Lines containing the word "form" are to be copied from the data below.

+++ Data shown

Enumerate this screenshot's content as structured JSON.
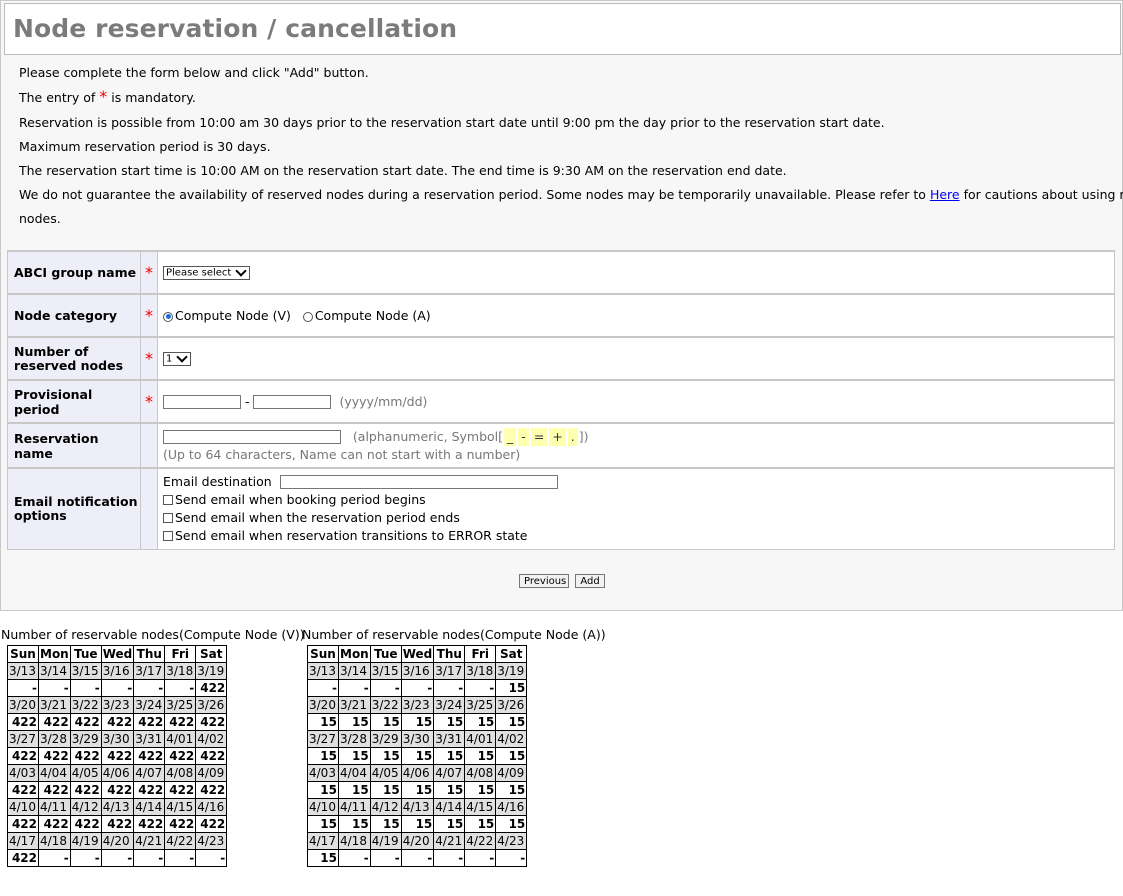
{
  "title": "Node reservation / cancellation",
  "intro": {
    "line1": "Please complete the form below and click \"Add\" button.",
    "line2_pre": "The entry of",
    "line2_star": "*",
    "line2_post": "is mandatory.",
    "line3": "Reservation is possible from 10:00 am 30 days prior to the reservation start date until 9:00 pm the day prior to the reservation start date.",
    "line4": "Maximum reservation period is 30 days.",
    "line5": "The reservation start time is 10:00 AM on the reservation start date. The end time is 9:30 AM on the reservation end date.",
    "line6_pre": "We do not guarantee the availability of reserved nodes during a reservation period. Some nodes may be temporarily unavailable. Please refer to",
    "line6_link": "Here",
    "line6_post": "for cautions about using reserved",
    "line7": "nodes."
  },
  "form": {
    "group": {
      "label": "ABCI group name",
      "star": "*",
      "select": "Please select"
    },
    "category": {
      "label": "Node category",
      "star": "*",
      "opt1": "Compute Node (V)",
      "opt2": "Compute Node (A)"
    },
    "nodes": {
      "label_l1": "Number of",
      "label_l2": "reserved nodes",
      "star": "*",
      "select": "1"
    },
    "period": {
      "label": "Provisional period",
      "star": "*",
      "sep": "-",
      "hint": "(yyyy/mm/dd)"
    },
    "resname": {
      "label": "Reservation name",
      "hint_pre": "(alphanumeric, Symbol[",
      "sym1": "_",
      "sym2": "-",
      "sym3": "=",
      "sym4": "+",
      "sym5": ".",
      "hint_post": "])",
      "hint2": "(Up to 64 characters, Name can not start with a number)"
    },
    "email": {
      "label_l1": "Email notification",
      "label_l2": "options",
      "dest": "Email destination",
      "c1": "Send email when booking period begins",
      "c2": "Send email when the reservation period ends",
      "c3": "Send email when reservation transitions to ERROR state"
    }
  },
  "buttons": {
    "previous": "Previous",
    "add": "Add"
  },
  "calendars": [
    {
      "title": "Number of reservable nodes(Compute Node (V))",
      "headers": [
        "Sun",
        "Mon",
        "Tue",
        "Wed",
        "Thu",
        "Fri",
        "Sat"
      ],
      "weeks": [
        {
          "dates": [
            "3/13",
            "3/14",
            "3/15",
            "3/16",
            "3/17",
            "3/18",
            "3/19"
          ],
          "values": [
            "-",
            "-",
            "-",
            "-",
            "-",
            "-",
            "422"
          ]
        },
        {
          "dates": [
            "3/20",
            "3/21",
            "3/22",
            "3/23",
            "3/24",
            "3/25",
            "3/26"
          ],
          "values": [
            "422",
            "422",
            "422",
            "422",
            "422",
            "422",
            "422"
          ]
        },
        {
          "dates": [
            "3/27",
            "3/28",
            "3/29",
            "3/30",
            "3/31",
            "4/01",
            "4/02"
          ],
          "values": [
            "422",
            "422",
            "422",
            "422",
            "422",
            "422",
            "422"
          ]
        },
        {
          "dates": [
            "4/03",
            "4/04",
            "4/05",
            "4/06",
            "4/07",
            "4/08",
            "4/09"
          ],
          "values": [
            "422",
            "422",
            "422",
            "422",
            "422",
            "422",
            "422"
          ]
        },
        {
          "dates": [
            "4/10",
            "4/11",
            "4/12",
            "4/13",
            "4/14",
            "4/15",
            "4/16"
          ],
          "values": [
            "422",
            "422",
            "422",
            "422",
            "422",
            "422",
            "422"
          ]
        },
        {
          "dates": [
            "4/17",
            "4/18",
            "4/19",
            "4/20",
            "4/21",
            "4/22",
            "4/23"
          ],
          "values": [
            "422",
            "-",
            "-",
            "-",
            "-",
            "-",
            "-"
          ]
        }
      ]
    },
    {
      "title": "Number of reservable nodes(Compute Node (A))",
      "headers": [
        "Sun",
        "Mon",
        "Tue",
        "Wed",
        "Thu",
        "Fri",
        "Sat"
      ],
      "weeks": [
        {
          "dates": [
            "3/13",
            "3/14",
            "3/15",
            "3/16",
            "3/17",
            "3/18",
            "3/19"
          ],
          "values": [
            "-",
            "-",
            "-",
            "-",
            "-",
            "-",
            "15"
          ]
        },
        {
          "dates": [
            "3/20",
            "3/21",
            "3/22",
            "3/23",
            "3/24",
            "3/25",
            "3/26"
          ],
          "values": [
            "15",
            "15",
            "15",
            "15",
            "15",
            "15",
            "15"
          ]
        },
        {
          "dates": [
            "3/27",
            "3/28",
            "3/29",
            "3/30",
            "3/31",
            "4/01",
            "4/02"
          ],
          "values": [
            "15",
            "15",
            "15",
            "15",
            "15",
            "15",
            "15"
          ]
        },
        {
          "dates": [
            "4/03",
            "4/04",
            "4/05",
            "4/06",
            "4/07",
            "4/08",
            "4/09"
          ],
          "values": [
            "15",
            "15",
            "15",
            "15",
            "15",
            "15",
            "15"
          ]
        },
        {
          "dates": [
            "4/10",
            "4/11",
            "4/12",
            "4/13",
            "4/14",
            "4/15",
            "4/16"
          ],
          "values": [
            "15",
            "15",
            "15",
            "15",
            "15",
            "15",
            "15"
          ]
        },
        {
          "dates": [
            "4/17",
            "4/18",
            "4/19",
            "4/20",
            "4/21",
            "4/22",
            "4/23"
          ],
          "values": [
            "15",
            "-",
            "-",
            "-",
            "-",
            "-",
            "-"
          ]
        }
      ]
    }
  ]
}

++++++

▶ _Result_
    "line1": "Please complete the form below and click \"Add\" button.",
  "form": {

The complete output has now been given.